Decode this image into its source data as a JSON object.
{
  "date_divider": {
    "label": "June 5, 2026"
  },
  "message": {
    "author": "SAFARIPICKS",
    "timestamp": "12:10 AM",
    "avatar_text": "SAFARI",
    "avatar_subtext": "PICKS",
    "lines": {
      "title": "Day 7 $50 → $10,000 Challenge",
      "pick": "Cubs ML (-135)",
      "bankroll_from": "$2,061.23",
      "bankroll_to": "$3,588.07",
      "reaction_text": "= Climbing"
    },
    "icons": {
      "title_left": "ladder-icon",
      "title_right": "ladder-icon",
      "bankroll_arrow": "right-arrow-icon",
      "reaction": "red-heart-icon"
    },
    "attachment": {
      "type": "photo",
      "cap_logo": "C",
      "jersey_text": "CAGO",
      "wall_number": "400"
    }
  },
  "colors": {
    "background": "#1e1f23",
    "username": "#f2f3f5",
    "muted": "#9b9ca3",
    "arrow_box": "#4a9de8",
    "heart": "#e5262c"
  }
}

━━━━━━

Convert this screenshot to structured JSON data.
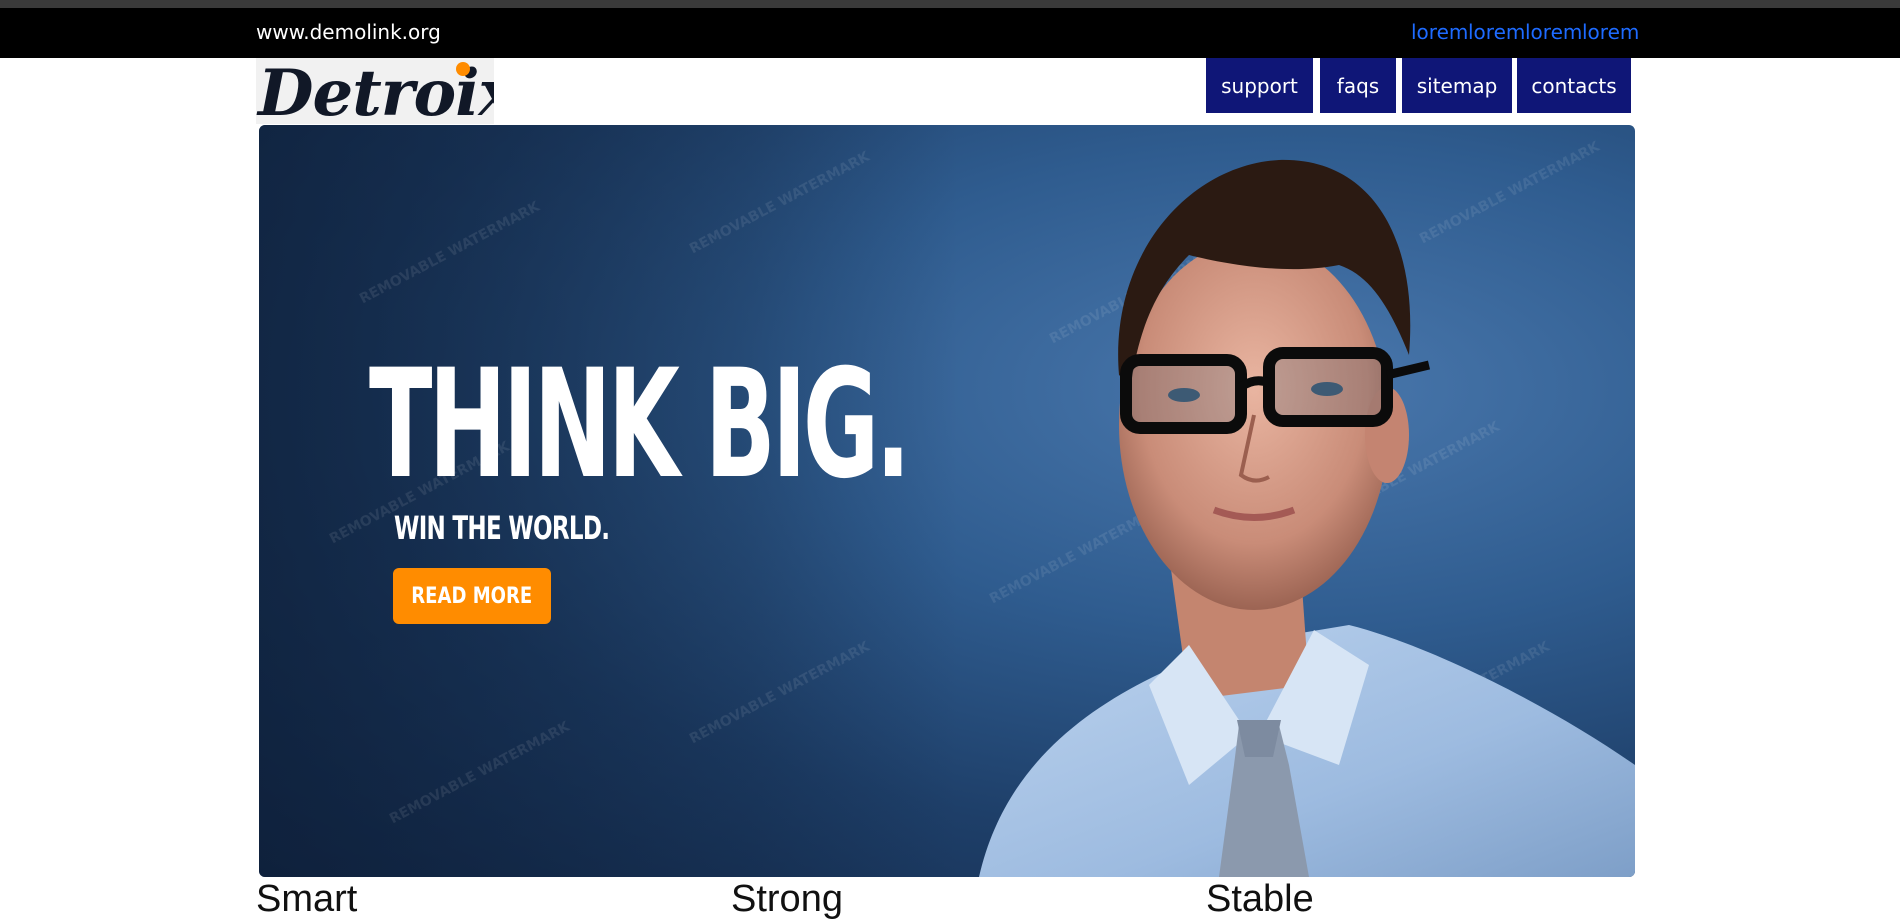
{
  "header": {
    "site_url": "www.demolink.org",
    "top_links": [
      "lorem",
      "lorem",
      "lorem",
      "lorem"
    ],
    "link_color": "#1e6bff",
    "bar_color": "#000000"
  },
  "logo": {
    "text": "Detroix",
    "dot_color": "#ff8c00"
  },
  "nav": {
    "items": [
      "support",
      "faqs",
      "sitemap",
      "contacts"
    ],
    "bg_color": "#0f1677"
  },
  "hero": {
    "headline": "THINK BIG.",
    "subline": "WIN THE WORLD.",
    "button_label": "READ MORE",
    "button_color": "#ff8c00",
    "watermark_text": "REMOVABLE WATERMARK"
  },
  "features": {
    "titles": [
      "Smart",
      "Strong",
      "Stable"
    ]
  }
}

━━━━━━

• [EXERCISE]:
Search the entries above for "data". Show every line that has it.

• [EXERCISE OUTPUT]:
Decode this image into its source data as a JSON object.
Convert this screenshot to structured JSON data.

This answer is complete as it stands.